Sino-Austronesian is a proposed language family. Its original version was first presented by Laurent Sagart in the early 1990s. Using reconstructions of the Old Chinese language, Sagart argued that the Austronesian languages were related to the Sinitic languages both lexically and morphologically. Additionally, the Tai–Kadai languages were placed internally within the Austronesian family as a sister branch of Malayo-Polynesian. He also considers the Austroasiatic language family to be a likely candidate for inclusion, since if the Austric hypothesis proves to be true, Austroasiatic would follow along with the Tai–Kadai branch's inclusion in Sino-Austronesian.
If compared with genetic evidence, the Sino-Austronesian family would correspond to Haplogroup O, a paternally-transmitted human Y-chromosome DNA haplogroup. Laurent Sagart has also shown that his Sino-Austronesian proposal does not contradict genetic studies in any major way.
French linguist and Sinologist Laurent Sagart groups the Austronesian languages in a recursive-like fashion. Sagart considers the Austronesian languages to be related to the Sino-Tibetan languages, and also groups the Tai–Kadai languages as more closely related to the Malayo-Polynesian languages.
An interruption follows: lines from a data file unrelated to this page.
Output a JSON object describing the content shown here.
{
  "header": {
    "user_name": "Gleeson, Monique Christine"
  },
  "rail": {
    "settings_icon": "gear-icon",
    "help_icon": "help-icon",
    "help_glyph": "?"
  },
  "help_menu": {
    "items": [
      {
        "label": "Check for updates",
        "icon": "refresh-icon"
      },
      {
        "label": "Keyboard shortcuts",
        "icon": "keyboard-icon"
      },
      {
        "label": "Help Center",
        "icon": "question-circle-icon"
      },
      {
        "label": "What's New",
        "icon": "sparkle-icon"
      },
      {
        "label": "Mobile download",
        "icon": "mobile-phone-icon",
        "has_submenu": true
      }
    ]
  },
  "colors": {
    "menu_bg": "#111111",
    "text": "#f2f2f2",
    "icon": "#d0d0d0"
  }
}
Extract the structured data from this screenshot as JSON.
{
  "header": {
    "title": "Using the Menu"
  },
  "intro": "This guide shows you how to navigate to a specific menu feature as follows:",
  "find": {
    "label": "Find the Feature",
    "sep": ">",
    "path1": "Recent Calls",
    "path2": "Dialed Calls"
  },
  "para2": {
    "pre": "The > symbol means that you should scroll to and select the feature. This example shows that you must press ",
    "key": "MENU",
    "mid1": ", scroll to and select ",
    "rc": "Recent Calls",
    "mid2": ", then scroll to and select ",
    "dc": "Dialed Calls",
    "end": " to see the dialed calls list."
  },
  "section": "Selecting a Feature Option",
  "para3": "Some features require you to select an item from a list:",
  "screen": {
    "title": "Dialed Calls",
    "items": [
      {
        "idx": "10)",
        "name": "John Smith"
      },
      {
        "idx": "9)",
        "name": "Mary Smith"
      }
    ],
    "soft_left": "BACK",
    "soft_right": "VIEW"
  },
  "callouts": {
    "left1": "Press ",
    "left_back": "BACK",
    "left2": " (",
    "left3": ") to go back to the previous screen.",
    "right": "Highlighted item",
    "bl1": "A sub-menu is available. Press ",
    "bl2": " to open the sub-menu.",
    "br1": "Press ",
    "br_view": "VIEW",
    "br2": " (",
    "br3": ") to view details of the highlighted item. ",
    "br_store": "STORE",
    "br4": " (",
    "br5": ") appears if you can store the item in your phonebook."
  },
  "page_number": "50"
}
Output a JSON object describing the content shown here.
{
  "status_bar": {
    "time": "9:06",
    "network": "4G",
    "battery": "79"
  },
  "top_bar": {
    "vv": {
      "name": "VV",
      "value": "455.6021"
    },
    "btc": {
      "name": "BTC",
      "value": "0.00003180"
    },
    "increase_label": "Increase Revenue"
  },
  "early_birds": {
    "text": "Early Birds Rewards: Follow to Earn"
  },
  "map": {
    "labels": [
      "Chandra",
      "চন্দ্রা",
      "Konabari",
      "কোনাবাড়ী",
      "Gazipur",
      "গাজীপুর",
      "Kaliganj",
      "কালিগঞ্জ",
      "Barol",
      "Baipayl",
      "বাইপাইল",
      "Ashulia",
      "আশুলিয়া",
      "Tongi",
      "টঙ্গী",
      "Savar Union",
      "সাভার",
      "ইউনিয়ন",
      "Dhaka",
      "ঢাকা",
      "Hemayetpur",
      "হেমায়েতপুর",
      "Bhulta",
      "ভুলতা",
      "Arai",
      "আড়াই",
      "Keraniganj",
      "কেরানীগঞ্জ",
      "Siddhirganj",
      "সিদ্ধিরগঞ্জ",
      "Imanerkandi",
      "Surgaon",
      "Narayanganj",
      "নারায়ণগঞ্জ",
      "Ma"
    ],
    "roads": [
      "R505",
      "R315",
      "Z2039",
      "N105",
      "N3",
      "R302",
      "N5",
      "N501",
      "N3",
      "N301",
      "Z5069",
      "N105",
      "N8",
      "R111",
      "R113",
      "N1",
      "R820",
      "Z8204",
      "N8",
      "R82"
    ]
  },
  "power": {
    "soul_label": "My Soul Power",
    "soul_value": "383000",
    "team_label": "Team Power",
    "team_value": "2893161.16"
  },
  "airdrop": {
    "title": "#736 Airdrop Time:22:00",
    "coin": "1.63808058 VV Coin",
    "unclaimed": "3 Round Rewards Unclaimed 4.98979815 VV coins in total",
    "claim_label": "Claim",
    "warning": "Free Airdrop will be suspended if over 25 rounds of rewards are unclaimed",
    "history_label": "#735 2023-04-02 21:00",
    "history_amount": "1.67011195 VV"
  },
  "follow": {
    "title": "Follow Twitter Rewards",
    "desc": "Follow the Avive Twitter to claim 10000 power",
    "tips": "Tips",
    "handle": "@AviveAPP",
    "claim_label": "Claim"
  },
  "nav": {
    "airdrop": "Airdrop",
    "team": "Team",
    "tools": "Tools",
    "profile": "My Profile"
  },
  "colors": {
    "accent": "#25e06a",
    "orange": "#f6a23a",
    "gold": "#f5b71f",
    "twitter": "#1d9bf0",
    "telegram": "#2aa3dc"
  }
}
As a result, Sagart rejects the Austro-Tai hypothesis in its original form, instead considering the Tai–Kadai languages to be fully within the Austronesian branch.
- Sino-Austronesian (Sino-Tibetan–Austronesian)
Ostapirat (2005) supports the link between Austronesian and Kra–Dai (Sagart built upon Ostapirat's findings), but rejects a link to Sino-Tibetan. He notes that the apparent cognates are rarely found in all branches of Kra–Dai, and almost none are in core vocabulary.
- Classification schemes for Southeast Asian languages
- Austric languages
- Austro-Tai languages
- Dené–Caucasian languages
- Austronesian languages
- Sino-Tibetan languages
- Old Chinese language
- Tibeto-Burman languages
- Haplogroup O (Y-DNA)
- Languages of China
- Sagart, Laurent. 2005. The formation of East Asian Language families: a partial scenario. Languages and genes: recent work and emerging results. Aussois: 22–25 September 2005. http://www.ohll.ish-lyon.cnrs.fr/pages/documents_Aussois_2005/pdf/Laurent_Sagart_et_al.ppt
- van Driem, George. 2005. Sino-Austronesian vs. Sino-Caucasian, Sino-Bodic vs. Sino-Tibetan, and Tibeto-Burman as default theory. Contemporary Issues in Nepalese Linguistics, pp. 285–338. http://www.eastling.org/paper/Driem.pdf (see page 304)
- Ostapirat, Weera. 2005. "Kra–Dai and Austronesian: Notes on phonological correspondences and vocabulary distribution." Laurent Sagart, Roger Blench & Alicia Sanchez-Mazas, eds. The Peopling of East Asia: Putting Together Archaeology, Linguistics and Genetics. London: Routledge Curzon, pp. 107–131.
- Sagart, Laurent 2005. "Sino-Tibetan–Austronesian: an updated and improved argument." In Laurent Sagart, Roger Blench & Alicia Sanchez-Mazas, eds. The Peopling of East Asia: Putting Together Archaeology, Linguistics and Genetics. London: Routledge Curzon, pp. 161–176.
- Sagart, Laurent. 2004. The higher phylogeny of Austronesian and the position of Tai–Kadai. Oceanic Linguistics 43:411–440.
- Sagart, Laurent. 1994. Proto-Austronesian and the Old Chinese evidence for Sino-Austronesian. Oceanic Linguistics 33:271–308.
- Sagart, Laurent. 1990. Chinese and Austronesian are genetically related. Paper presented at the 23rd International Conference on Sino-Tibetan Languages and Linguistics, October 1990, Arlington, Texas.
- Starosta, Stan. 2005. "Proto-east Asian and the origin and dispersal of the languages of East and Southeast Asia and the Pacific." In Laurent Sagart, Roger Blench & Alicia Sanchez-Mazas, eds. The Peopling of East Asia: Putting Together Archaeology, Linguistics and Genetics. London: Routledge Curzon, pp. 182–197.